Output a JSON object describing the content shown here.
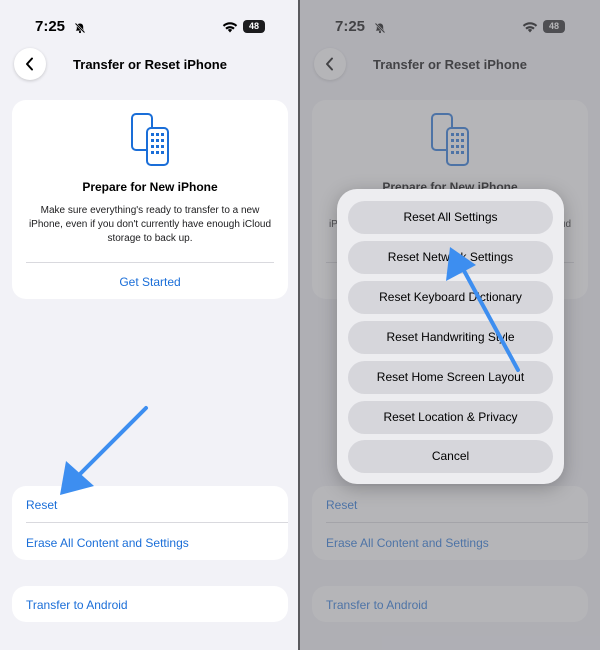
{
  "status_bar": {
    "time": "7:25",
    "battery": "48"
  },
  "nav": {
    "title": "Transfer or Reset iPhone"
  },
  "prepare_card": {
    "title": "Prepare for New iPhone",
    "body": "Make sure everything's ready to transfer to a new iPhone, even if you don't currently have enough iCloud storage to back up.",
    "link": "Get Started"
  },
  "reset_section": {
    "reset": "Reset",
    "erase": "Erase All Content and Settings"
  },
  "transfer_android": "Transfer to Android",
  "reset_menu": {
    "items": [
      "Reset All Settings",
      "Reset Network Settings",
      "Reset Keyboard Dictionary",
      "Reset Handwriting Style",
      "Reset Home Screen Layout",
      "Reset Location & Privacy",
      "Cancel"
    ]
  },
  "colors": {
    "accent": "#1a6ed8",
    "annotation_arrow": "#3d8ef0",
    "background": "#f2f2f7"
  }
}
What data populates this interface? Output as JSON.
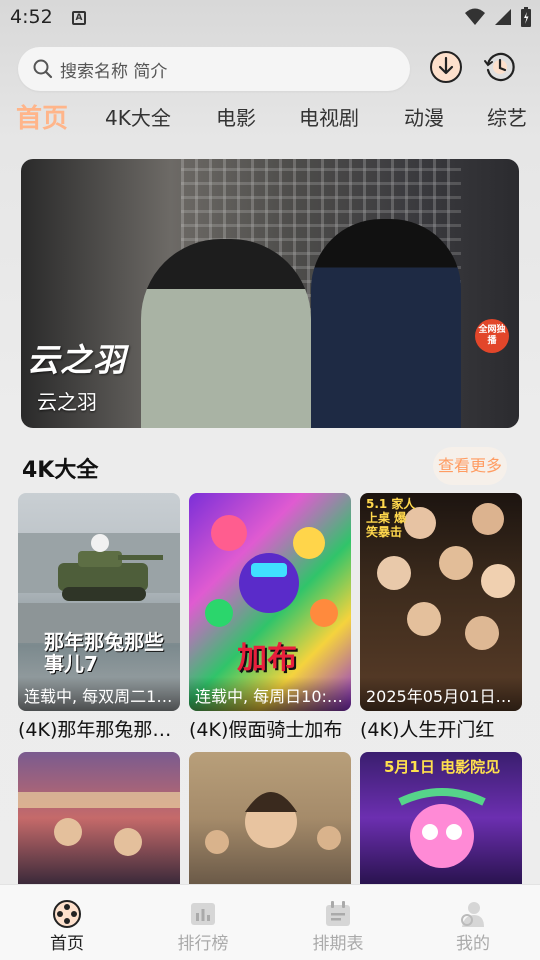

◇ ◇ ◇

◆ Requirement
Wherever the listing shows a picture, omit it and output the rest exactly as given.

◆ Result for this task
Output a JSON object describing the content shown here.
{
  "status_bar": {
    "time": "7:25",
    "battery": "48"
  },
  "nav": {
    "title": "Transfer or Reset iPhone"
  },
  "prepare_card": {
    "title": "Prepare for New iPhone",
    "body": "Make sure everything's ready to transfer to a new iPhone, even if you don't currently have enough iCloud storage to back up.",
    "link": "Get Started"
  },
  "reset_section": {
    "reset": "Reset",
    "erase": "Erase All Content and Settings"
  },
  "transfer_android": "Transfer to Android",
  "reset_menu": {
    "items": [
      "Reset All Settings",
      "Reset Network Settings",
      "Reset Keyboard Dictionary",
      "Reset Handwriting Style",
      "Reset Home Screen Layout",
      "Reset Location & Privacy",
      "Cancel"
    ]
  },
  "colors": {
    "accent": "#1a6ed8",
    "annotation_arrow": "#3d8ef0",
    "background": "#f2f2f7"
  }
}
What data populates this interface? Output as JSON.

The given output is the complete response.